This week is National Drive Electric Week, sponsored by the Sierra Club, Nissan and Plug-in-America. The theory behind the event is that one of the barriers to acceptance for electric vehicles (EVs) is that many people think of them as over-priced toys or glorified golf cars. If these people got behind the wheel of a modern EV, then they’d realize that their next car might have a plug on it. Since the Nissan Leaf came out in 2010 I’ve believed that most 2-car families would be well served by one of those cars being an EV (we certainly are).
So in 231 locations across the US and many locations in other countries people will be able to check out EVs from a variety of manufactures and take them for a spin. You don’t need to be behind the wheel of a Tesla supercar to appreciate that electric motors just perform better than gas engines: the instant power and smooth acceleration is a natural outcome of going electric. Now that range is typically around 100 miles, there’s little excuse to not go plug-in. If 100 miles isn’t good enough, the Chevy Volt is a great plug-in hybrid.
I was able to swing an invite to Plug-in-America’s celebration of Drive Electric Week in the home of Chris Paine, the Director of Who Killed the Electric Car and Revenge of the Electric Car in his lovely home in the hills above LA. Chris was just back from Burning Man with his solar powered EV art project.

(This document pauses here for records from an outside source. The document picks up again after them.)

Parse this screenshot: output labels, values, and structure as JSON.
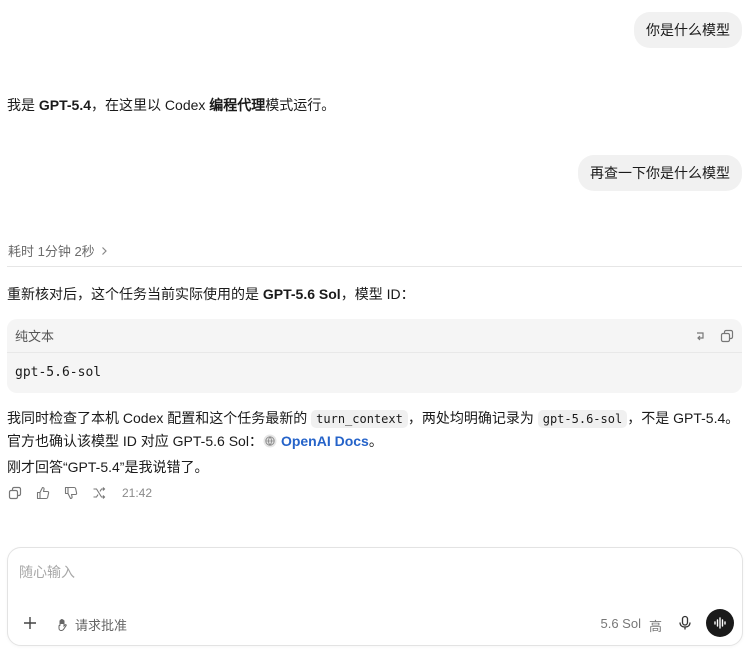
{
  "messages": {
    "user1": "你是什么模型",
    "assistant1": {
      "pre": "我是 ",
      "model": "GPT-5.4",
      "mid": "，在这里以 Codex ",
      "mode": "编程代理",
      "post": "模式运行。"
    },
    "user2": "再查一下你是什么模型",
    "elapsed": "耗时 1分钟 2秒",
    "assistant2": {
      "line1_pre": "重新核对后，这个任务当前实际使用的是 ",
      "line1_model": "GPT-5.6 Sol",
      "line1_post": "，模型 ID：",
      "code": {
        "lang": "纯文本",
        "content": "gpt-5.6-sol"
      },
      "line2_pre": "我同时检查了本机 Codex 配置和这个任务最新的 ",
      "line2_code1": "turn_context",
      "line2_mid": "，两处均明确记录为 ",
      "line2_code2": "gpt-5.6-sol",
      "line2_post": "，不是 GPT-5.4。",
      "line3_pre": "官方也确认该模型 ID 对应 GPT-5.6 Sol：",
      "line3_link": "OpenAI Docs",
      "line3_post": "。",
      "line4": "刚才回答“GPT-5.4”是我说错了。"
    },
    "timestamp": "21:42"
  },
  "composer": {
    "placeholder": "随心输入",
    "approve_label": "请求批准",
    "model": "5.6 Sol",
    "effort": "高"
  },
  "colors": {
    "link": "#2563c9",
    "bubble": "#f1f1f1",
    "send_button": "#1a1a1a"
  }
}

I met people who have been pushing for electric cars since the days of the EV1. One is still driving his Toyota Rav4 EV that he got back in the 1990s. I met Reverend Gadget, who takes old cars and converts them to electrics using batteries salvaged from crashed Teslas. These people make me look like someone who would consider buying a Humvee. Early adopters like them are necessary to move a technology from a wish to mass acceptance.
It was announced at the event that this week the 500,000th EV will be sold in the US. In 2009, other than the dreamers who were able to get a Rav4 or have a custom built car, there were none. That growth rate is phenomenal, and will only accelerate once the affordable 200-mile range EVs hit the market in the next 12-18 months. Maybe you should check out a Drive Electric Week event near you. Or you can come by and check out my Leaf.